Ugly Beautiful: How dead trees are bringing life to our forests.

Feb 01, 2019
The winds have whipped through Central Oregon leaving behind a mess of dead trees and broken branches, but should we clean it up?

by Rebekah Ratcliff

 

It only takes a quick jaunt through the forest to notice how the wind has whipped through Central Oregon leaving behind a trail of toppled trees and broken branches. This seemingly devastating event is actually quite vital for the health of our forests.

 

Dead or dying trees are often referred to as snags. Tree snags may look a little gnarly, as their tops and branches break off over time, but they provide our forests with so many benefits. Dying trees slowly break down, but they have many years to contribute to a forest before they return to nutrients in our soil.

 

Pygmy nuthatch and young near nest hole in created snag at Camp Polk Meadow. Photo: Karen Parker
Pygmy nuthatch and young near nest hole in created snag at Camp Polk Meadow. Photo: Karen Parker
Snags welcome all kinds of creatures with open branches. As beetles, termites and other insects feed on a tree’s dead bark, carnivorous birds happily arrive to find plenty to eat. Large snags are great nests for owls and woodpeckers. Snags are also critical for small songbirds like the pygmy nuthatch that likes to live and raise young in holes. Birds that utilize these snag holes are called cavity nesters, but they aren’t the only one to find their homes in snags. Small squirrels can use snags to build their nests, hawks and kingfishers perch high on the snag’s limbs and trunk, and the fallen branches create cover and food for turkey and other creatures beneath the canopy. Once we begin to think about all the different creatures utilizing snags for nourishment, protection, or a home; they truly come to life as bustling tree hotels.

 

White-headed woodpecker perched on snags. Photo: Dick Tipton
White-headed woodpecker perched on snags. Photo: Dick Tipton

 

Trees in Streams
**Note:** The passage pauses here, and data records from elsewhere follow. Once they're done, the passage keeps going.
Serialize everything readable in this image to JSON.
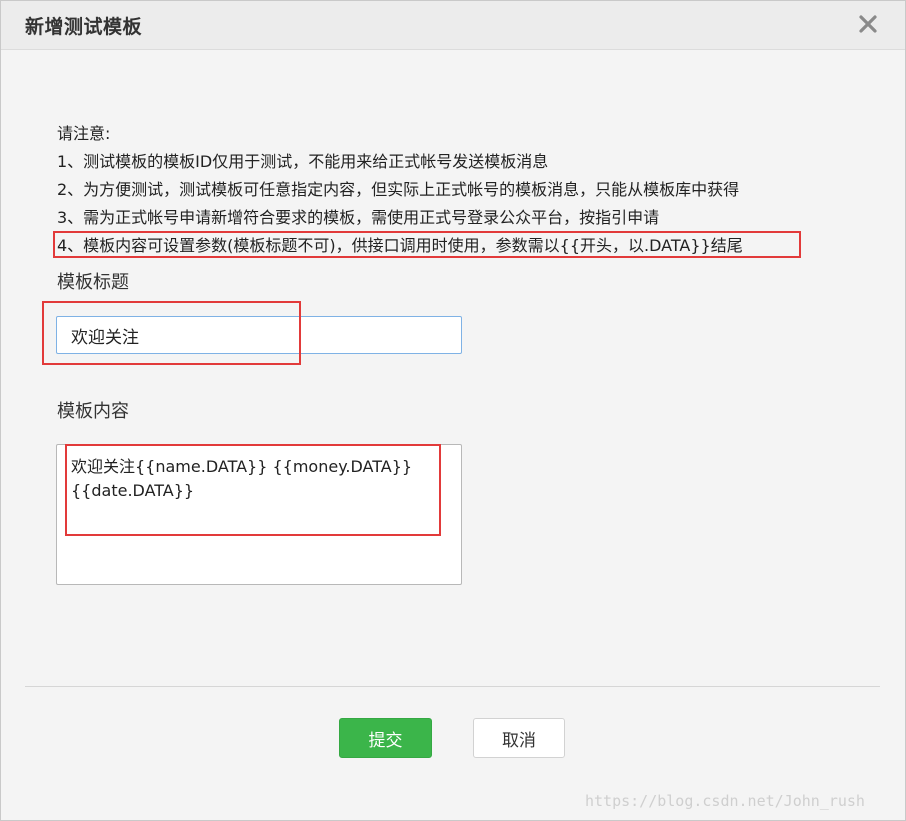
{
  "dialog": {
    "title": "新增测试模板",
    "close_icon": "close-icon"
  },
  "notice": {
    "heading": "请注意:",
    "items": [
      "1、测试模板的模板ID仅用于测试，不能用来给正式帐号发送模板消息",
      "2、为方便测试，测试模板可任意指定内容，但实际上正式帐号的模板消息，只能从模板库中获得",
      "3、需为正式帐号申请新增符合要求的模板，需使用正式号登录公众平台，按指引申请",
      "4、模板内容可设置参数(模板标题不可)，供接口调用时使用，参数需以{{开头，以.DATA}}结尾"
    ]
  },
  "form": {
    "title_label": "模板标题",
    "title_value": "欢迎关注",
    "content_label": "模板内容",
    "content_value": "欢迎关注{{name.DATA}} {{money.DATA}} {{date.DATA}}"
  },
  "buttons": {
    "submit": "提交",
    "cancel": "取消"
  },
  "watermark": "https://blog.csdn.net/John_rush",
  "colors": {
    "annotation": "#e23a3a",
    "primary": "#3bb54a",
    "input_focus": "#7fb2e5"
  }
}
Even other trees benefit from snags. Dead logs can provide a seedbed for trees and other plant seedlings, giving all their nutrients to the new generation of forest growth. For similar reasons, trees are extremely important for restoring streams. As snags fall (or are pushed by wonderful stewardship staff) into our streams they become large woody debris. Trees in our streams help to slow the flow of water and provide shade to cool the water. While fish like salmon and steelhead enjoy the cooler and slower water, they also benefit from large woody debris by finding deep pools and hiding places. The first steelhead to return to Whychus Creek, Stella,  was found hiding under a log jam made of large woody debris!

 

Watch out for Snags

Juniper snag at Boyer easement. Photo: Lisa Bagwell
Juniper snag at Boyer easement. Photo: Lisa Bagwell

As you make your way through Central Oregon’s forests and around our waterways do keep an eye out for newly created snags or soon-to-be snags. Some trees and branches may still be in the process of breaking off, and you want to make sure you aren’t underneath! Be especially careful on windy days when these newly weakened trees might start to break free. You can also be on the lookout for those new snags and marvel at all the critters they benefit.

 

UPDATE:

The Metolius Preserve has many fallen trees after this winter’s windstorm. Several have fall on or near our bridges and trails and the Preserve is still inaccessible due to snow. Once we can get into the Preserve, we will work to make our trails safely accessible. Keep in mind, as winds continue to blow, trees will continue to fall. Thank you for your patience as we mindfully remove these hazards.

 

Bridge closed due to down tree at Metolius Preserve. Photo: Gus Gustafson
Bridge closed due to down tree at Metolius Preserve. Photo: Gus Gustafson

 

Learn More:

Snags at Camp Polk Meadow

Creating Snags at the Metolius Preserve

Western Larch Snags

Woody debris at Whychus Canyon Preserve

Cavity Nesting Pygmy Nuthatch